Last week, some Oil Marketing Companies (OMCs) increased the prices of fuel at the pump stations. Goil and Total are currently selling a litre of diesel and petrol at GHC6.90 respectively.
The upward adjustment is said to be a result of rising crude oil prices on the international market.
But speaking with Emmanuel Aboagye Wiafe on Energy 101 Monday (8 November), Duncan Amoah, executive secretary of the Chamber of Petroleum Consumers (COPEC) Ghana, indicated that when the cedi is fairly stable, the impact from crude oil prices at the local pumps will be minimum.
“This is not in isolation because you have the cedi taking a hit, depreciating because of the window we find ourselves, thus the last quarter of each year, the cedi comes down.”

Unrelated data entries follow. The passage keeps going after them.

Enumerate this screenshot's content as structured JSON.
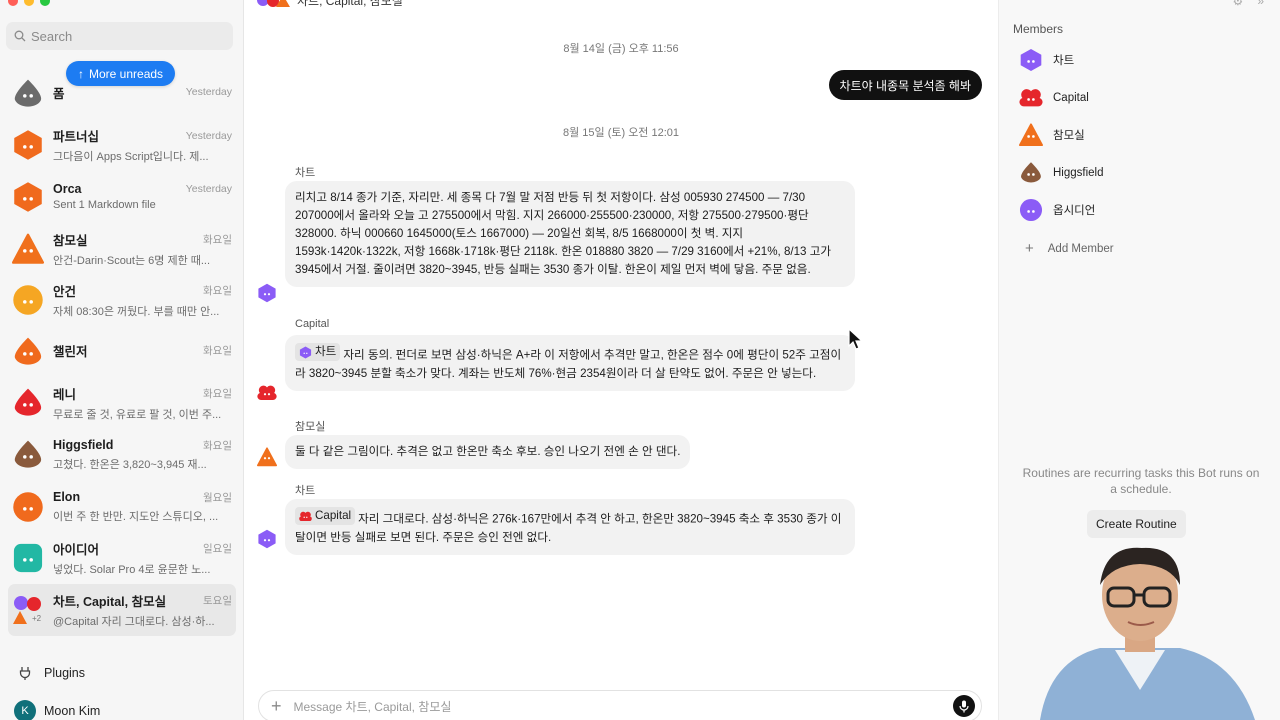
{
  "sidebar": {
    "search_placeholder": "Search",
    "more_unreads": "More unreads",
    "chats": [
      {
        "name": "폼",
        "preview": "",
        "date": "Yesterday",
        "color": "#6b6b6b",
        "shape": "drop"
      },
      {
        "name": "파트너십",
        "preview": "그다음이 Apps Script입니다. 제...",
        "date": "Yesterday",
        "color": "#f06a1d",
        "shape": "hex"
      },
      {
        "name": "Orca",
        "preview": "Sent 1 Markdown file",
        "date": "Yesterday",
        "color": "#f06a1d",
        "shape": "hex"
      },
      {
        "name": "참모실",
        "preview": "안건-Darin·Scout는 6명 제한 때...",
        "date": "화요일",
        "color": "#f0701c",
        "shape": "tri"
      },
      {
        "name": "안건",
        "preview": "자체 08:30은 꺼뒀다. 부를 때만 안...",
        "date": "화요일",
        "color": "#f5a623",
        "shape": "circle"
      },
      {
        "name": "챌린저",
        "preview": "",
        "date": "화요일",
        "color": "#f06a1d",
        "shape": "drop"
      },
      {
        "name": "레니",
        "preview": "무료로 줄 것, 유료로 팔 것, 이번 주...",
        "date": "화요일",
        "color": "#e5262c",
        "shape": "drop"
      },
      {
        "name": "Higgsfield",
        "preview": "고쳤다. 한온은 3,820~3,945 재...",
        "date": "화요일",
        "color": "#8a5a3c",
        "shape": "drop"
      },
      {
        "name": "Elon",
        "preview": "이번 주 한 반만. 지도안 스튜디오, ...",
        "date": "월요일",
        "color": "#f06a1d",
        "shape": "circle"
      },
      {
        "name": "아이디어",
        "preview": "넣었다. Solar Pro 4로 윤문한 노...",
        "date": "일요일",
        "color": "#22b8a4",
        "shape": "square"
      },
      {
        "name": "차트, Capital, 참모실",
        "preview": "@Capital 자리 그대로다. 삼성·하...",
        "date": "토요일",
        "color": "#8b5cf6",
        "shape": "group"
      }
    ],
    "plugins_label": "Plugins",
    "user_initial": "K",
    "user_name": "Moon Kim"
  },
  "main": {
    "header_title": "차트, Capital, 참모실",
    "date1": "8월 14일 (금) 오후 11:56",
    "my_message": "차트야 내종목 분석좀 해봐",
    "date2": "8월 15일 (토) 오전 12:01",
    "messages": [
      {
        "sender": "차트",
        "mention": "",
        "text": "리치고 8/14 종가 기준, 자리만. 세 종목 다 7월 말 저점 반등 뒤 첫 저항이다. 삼성 005930 274500 — 7/30 207000에서 올라와 오늘 고 275500에서 막힘. 지지 266000·255500·230000, 저항 275500·279500·평단 328000. 하닉 000660 1645000(토스 1667000) — 20일선 회복, 8/5 1668000이 첫 벽. 지지 1593k·1420k·1322k, 저항 1668k·1718k·평단 2118k. 한온 018880 3820 — 7/29 3160에서 +21%, 8/13 고가 3945에서 거절. 줄이려면 3820~3945, 반등 실패는 3530 종가 이탈. 한온이 제일 먼저 벽에 닿음. 주문 없음."
      },
      {
        "sender": "Capital",
        "mention": "차트",
        "text": "자리 동의. 펀더로 보면 삼성·하닉은 A+라 이 저항에서 추격만 말고, 한온은 점수 0에 평단이 52주 고점이라 3820~3945 분할 축소가 맞다. 계좌는 반도체 76%·현금 2354원이라 더 살 탄약도 없어. 주문은 안 넣는다."
      },
      {
        "sender": "참모실",
        "mention": "",
        "text": "둘 다 같은 그림이다. 추격은 없고 한온만 축소 후보. 승인 나오기 전엔 손 안 댄다."
      },
      {
        "sender": "차트",
        "mention": "Capital",
        "text": "자리 그대로다. 삼성·하닉은 276k·167만에서 추격 안 하고, 한온만 3820~3945 축소 후 3530 종가 이탈이면 반등 실패로 보면 된다. 주문은 승인 전엔 없다."
      }
    ],
    "composer_placeholder": "Message 차트, Capital, 참모실"
  },
  "right": {
    "members_title": "Members",
    "members": [
      {
        "name": "차트",
        "color": "#8b5cf6",
        "shape": "hex"
      },
      {
        "name": "Capital",
        "color": "#e5262c",
        "shape": "cloud"
      },
      {
        "name": "참모실",
        "color": "#f0701c",
        "shape": "tri"
      },
      {
        "name": "Higgsfield",
        "color": "#8a5a3c",
        "shape": "drop"
      },
      {
        "name": "옵시디언",
        "color": "#8b5cf6",
        "shape": "circle"
      }
    ],
    "add_member": "Add Member",
    "routines_text": "Routines are recurring tasks this Bot runs on a schedule.",
    "create_routine": "Create Routine"
  }
}
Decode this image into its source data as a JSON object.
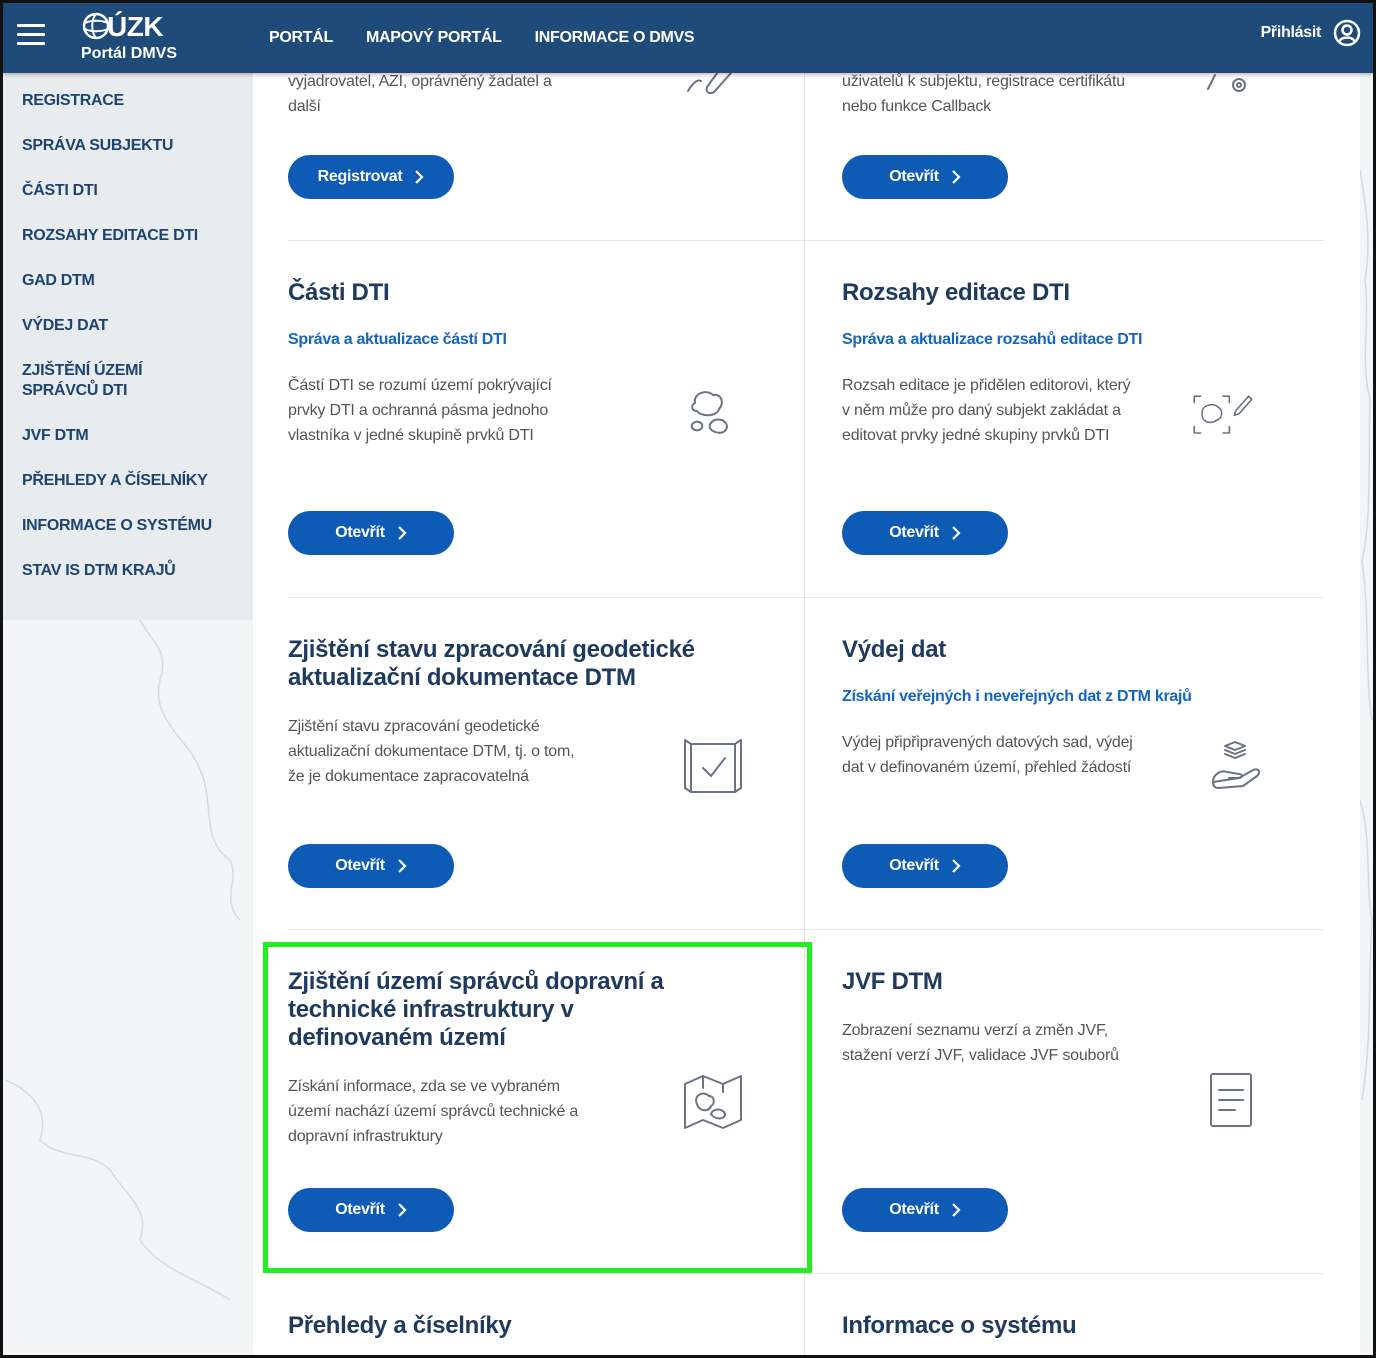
{
  "header": {
    "logo_text": "ÚZK",
    "logo_sub": "Portál DMVS",
    "nav": [
      "PORTÁL",
      "MAPOVÝ PORTÁL",
      "INFORMACE O DMVS"
    ],
    "login": "Přihlásit"
  },
  "sidebar": {
    "items": [
      "REGISTRACE",
      "SPRÁVA SUBJEKTU",
      "ČÁSTI DTI",
      "ROZSAHY EDITACE DTI",
      "GAD DTM",
      "VÝDEJ DAT",
      "ZJIŠTĚNÍ ÚZEMÍ SPRÁVCŮ DTI",
      "JVF DTM",
      "PŘEHLEDY A ČÍSELNÍKY",
      "INFORMACE O SYSTÉMU",
      "STAV IS DTM KRAJŮ"
    ]
  },
  "cards": {
    "registrace": {
      "desc": "vyjadrovatel, AZI, oprávněný žadatel a další",
      "button": "Registrovat"
    },
    "sprava": {
      "desc": "uživatelů k subjektu, registrace certifikátu nebo funkce Callback",
      "button": "Otevřít"
    },
    "casti": {
      "title": "Části DTI",
      "subtitle": "Správa a aktualizace částí DTI",
      "desc": "Částí DTI se rozumí území pokrývající prvky DTI a ochranná pásma jednoho vlastníka v jedné skupině prvků DTI",
      "button": "Otevřít"
    },
    "rozsahy": {
      "title": "Rozsahy editace DTI",
      "subtitle": "Správa a aktualizace rozsahů editace DTI",
      "desc": "Rozsah editace je přidělen editorovi, který v něm může pro daný subjekt zakládat a editovat prvky jedné skupiny prvků DTI",
      "button": "Otevřít"
    },
    "gad": {
      "title": "Zjištění stavu zpracování geodetické aktualizační dokumentace DTM",
      "desc": "Zjištění stavu zpracování geodetické aktualizační dokumentace DTM, tj. o tom, že je dokumentace zapracovatelná",
      "button": "Otevřít"
    },
    "vydej": {
      "title": "Výdej dat",
      "subtitle": "Získání veřejných i neveřejných dat z DTM krajů",
      "desc": "Výdej připřipravených datových sad, výdej dat v definovaném území, přehled žádostí",
      "button": "Otevřít"
    },
    "zjisteni": {
      "title": "Zjištění území správců dopravní a technické infrastruktury v definovaném území",
      "desc": "Získání informace, zda se ve vybraném území nachází území správců technické a dopravní infrastruktury",
      "button": "Otevřít"
    },
    "jvf": {
      "title": "JVF DTM",
      "desc": "Zobrazení seznamu verzí a změn JVF, stažení verzí JVF, validace JVF souborů",
      "button": "Otevřít"
    },
    "prehledy": {
      "title": "Přehledy a číselníky"
    },
    "informace": {
      "title": "Informace o systému"
    }
  },
  "colors": {
    "header_bg": "#1f4b7a",
    "button_bg": "#0d5bb5",
    "link": "#1565c0",
    "highlight": "#22ee22"
  }
}
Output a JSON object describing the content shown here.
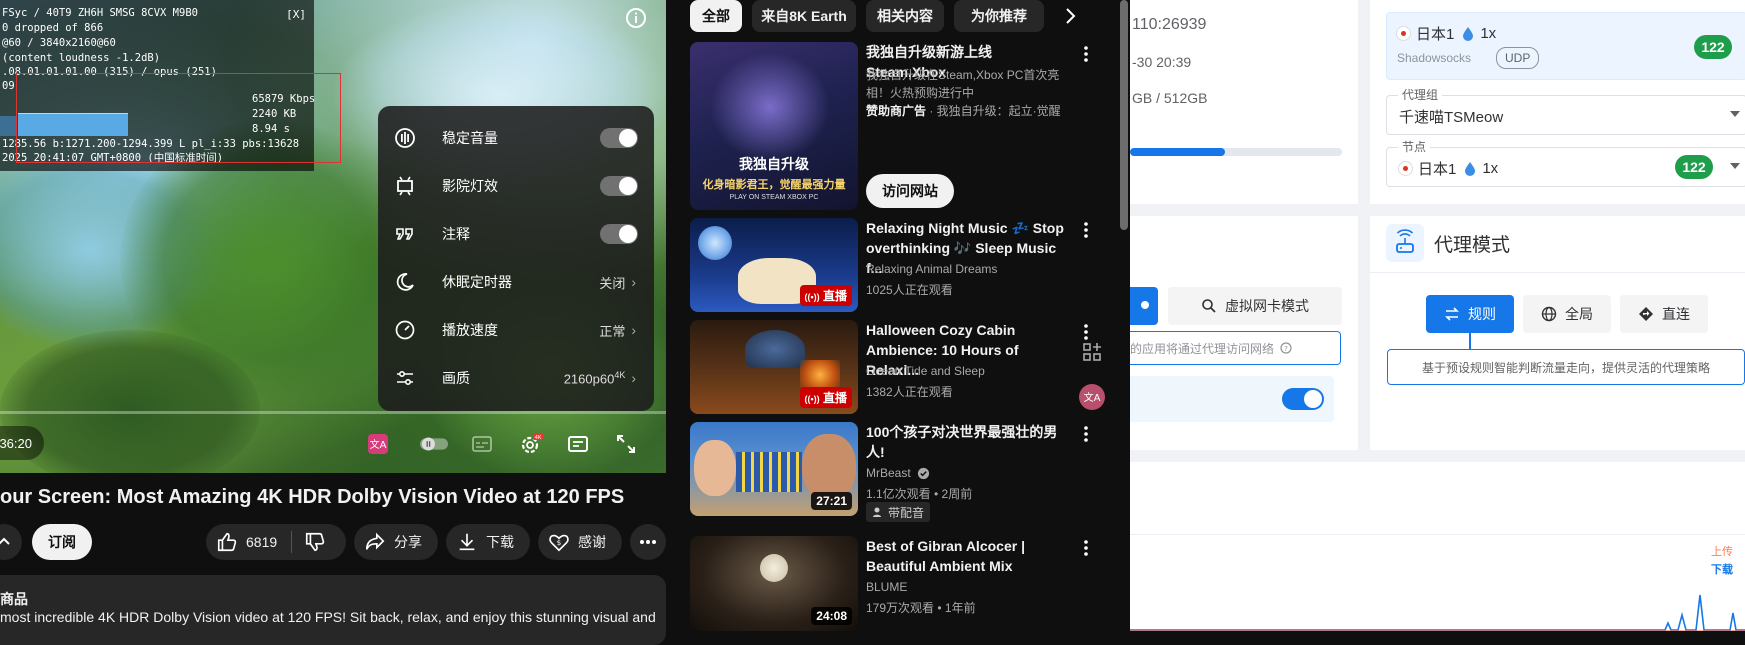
{
  "player": {
    "stats": [
      "FSyc / 40T9 ZH6H SMSG 8CVX M9B0",
      "0 dropped of 866",
      "@60 / 3840x2160@60",
      "(content loudness -1.2dB)",
      ".08.01.01.01.00 (315) / opus (251)",
      "09",
      "1285.56 b:1271.200-1294.399 L pl_i:33 pbs:13628",
      "2025 20:41:07 GMT+0800 (中国标准时间)"
    ],
    "stats_close": "[X]",
    "stat_kbps": "65879 Kbps",
    "stat_kb": "2240 KB",
    "stat_s": "8.94 s",
    "time": "36:20",
    "settings": [
      {
        "label": "稳定音量",
        "value": ""
      },
      {
        "label": "影院灯效",
        "value": ""
      },
      {
        "label": "注释",
        "value": ""
      },
      {
        "label": "休眠定时器",
        "value": "关闭"
      },
      {
        "label": "播放速度",
        "value": "正常"
      },
      {
        "label": "画质",
        "value": "2160p60",
        "sup": "4K"
      }
    ],
    "settings_chevron": "›"
  },
  "video": {
    "title": "our Screen: Most Amazing 4K HDR Dolby Vision Video at 120 FPS",
    "subscribe": "订阅",
    "likes": "6819",
    "share": "分享",
    "download": "下载",
    "thanks": "感谢",
    "desc_heading": "商品",
    "desc_text": "most incredible 4K HDR Dolby Vision video at 120 FPS! Sit back, relax, and enjoy this stunning visual and"
  },
  "feed": {
    "chips": [
      "全部",
      "来自8K Earth",
      "相关内容",
      "为你推荐"
    ],
    "ad": {
      "title": "我独自升级新游上线Steam,Xbox",
      "desc": "我独自升级在Steam,Xbox PC首次亮相！火热预购进行中",
      "sponsor": "赞助商广告",
      "sponsor_rest": " · 我独自升级：起立·觉醒",
      "visit": "访问网站",
      "thumb_logo": "我独自升级",
      "thumb_text": "化身暗影君王，觉醒最强力量",
      "thumb_footer": "PLAY ON    STEAM    XBOX PC"
    },
    "videos": [
      {
        "title": "Relaxing Night Music 💤 Stop overthinking 🎶 Sleep Music f...",
        "channel": "Relaxing Animal Dreams",
        "meta": "1025人正在观看",
        "badge": "直播"
      },
      {
        "title": "Halloween Cozy Cabin Ambience: 10 Hours of Relaxi...",
        "channel": "Ocean Tide and Sleep",
        "meta": "1382人正在观看",
        "badge": "直播"
      },
      {
        "title": "100个孩子对决世界最强壮的男人!",
        "channel": "MrBeast",
        "meta": "1.1亿次观看 • 2周前",
        "badge": "27:21",
        "tag": "带配音"
      },
      {
        "title": "Best of Gibran Alcocer | Beautiful Ambient Mix",
        "channel": "BLUME",
        "meta": "179万次观看 • 1年前",
        "badge": "24:08"
      }
    ]
  },
  "app": {
    "server": "110:26939",
    "date": "-30 20:39",
    "storage": "GB / 512GB",
    "storage_fraction": 0.45,
    "node_card": {
      "name": "日本1",
      "rate": "1x",
      "proto": "Shadowsocks",
      "udp": "UDP",
      "latency": "122"
    },
    "group_label": "代理组",
    "group_value": "千速喵TSMeow",
    "node_label": "节点",
    "node_value": "日本1",
    "node_rate": "1x",
    "node_latency": "122",
    "tun_button": "虚拟网卡模式",
    "tun_hint": "的应用将通过代理访问网络",
    "proxy_mode_title": "代理模式",
    "modes": [
      "规则",
      "全局",
      "直连"
    ],
    "mode_desc": "基于预设规则智能判断流量走向，提供灵活的代理策略",
    "upload": "上传",
    "download": "下载",
    "colors": {
      "accent": "#1677e8",
      "upload": "#ff7b54",
      "download": "#1677e8",
      "badge": "#1e9e4a"
    }
  }
}
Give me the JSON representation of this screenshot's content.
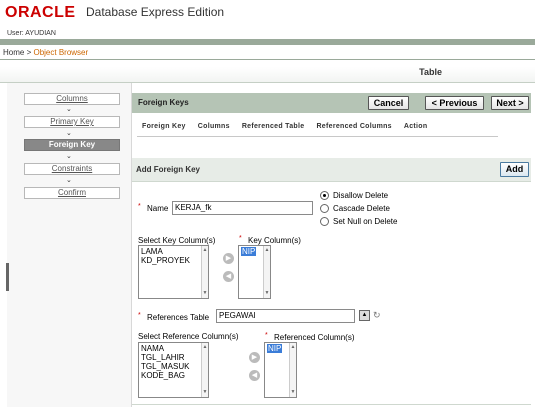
{
  "header": {
    "brand": "ORACLE",
    "product": "Database Express Edition",
    "user_label": "User: AYUDIAN",
    "breadcrumb": {
      "home": "Home",
      "sep": " > ",
      "current": "Object Browser"
    }
  },
  "page_title": "Table",
  "steps": [
    {
      "label": "Columns",
      "active": false
    },
    {
      "label": "Primary Key",
      "active": false
    },
    {
      "label": "Foreign Key",
      "active": true
    },
    {
      "label": "Constraints",
      "active": false
    },
    {
      "label": "Confirm",
      "active": false
    }
  ],
  "step_arrow": "⌄",
  "foreign_keys": {
    "title": "Foreign Keys",
    "buttons": {
      "cancel": "Cancel",
      "previous": "< Previous",
      "next": "Next >"
    },
    "columns": [
      "Foreign Key",
      "Columns",
      "Referenced Table",
      "Referenced Columns",
      "Action"
    ]
  },
  "add_fk": {
    "title": "Add Foreign Key",
    "add_button": "Add",
    "required_mark": "*",
    "name_label": "Name",
    "name_value": "KERJA_fk",
    "on_delete": [
      {
        "label": "Disallow Delete",
        "checked": true
      },
      {
        "label": "Cascade Delete",
        "checked": false
      },
      {
        "label": "Set Null on Delete",
        "checked": false
      }
    ],
    "select_key_label": "Select Key Column(s)",
    "select_key_items": [
      "LAMA",
      "KD_PROYEK"
    ],
    "key_columns_label": "Key Column(s)",
    "key_columns_items": [
      "NIP"
    ],
    "references_label": "References Table",
    "references_value": "PEGAWAI",
    "select_ref_label": "Select Reference Column(s)",
    "select_ref_items": [
      "NAMA",
      "TGL_LAHIR",
      "TGL_MASUK",
      "KODE_BAG"
    ],
    "ref_columns_label": "Referenced Column(s)",
    "ref_columns_items": [
      "NIP"
    ]
  },
  "icons": {
    "move_right": "move-right-icon",
    "move_left": "move-left-icon",
    "lookup": "lookup-icon",
    "refresh": "refresh-icon"
  },
  "colors": {
    "brand": "#cc0000",
    "breadcrumb_current": "#cc6600",
    "header_band": "#b5c4b5",
    "selection": "#3b7dd8"
  }
}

“At the same time, the cedi is under pressure, world market prices are also escalating. So, you put the two together and there’s only one eventual outcome and therefore what we need to do is to try and stabilise the cedi at this time,” he noted.
Meanwhile, Oil rose towards US$84 a barrel on Tuesday (9 November), gaining for a third session, as the U.S. lifting of travel restrictions and more signs of a global post-pandemic recovery lifted the demand outlook, while supply remained tight.
On Monday (8 November), travellers took off for the United States again, while the passing of US President Joe Biden’s infrastructure bill and better-than-expected Chinese exports helped paint a picture of a recovering global economy.
Brent crude rose 50 cents, or 0.6%, to US$83.93 a barrel by 0920 GMT, after gaining 0.8% on Monday. US oil advanced 41 cents, or 0.5%, to US$82.34, also after a 0.8% rise the previous day.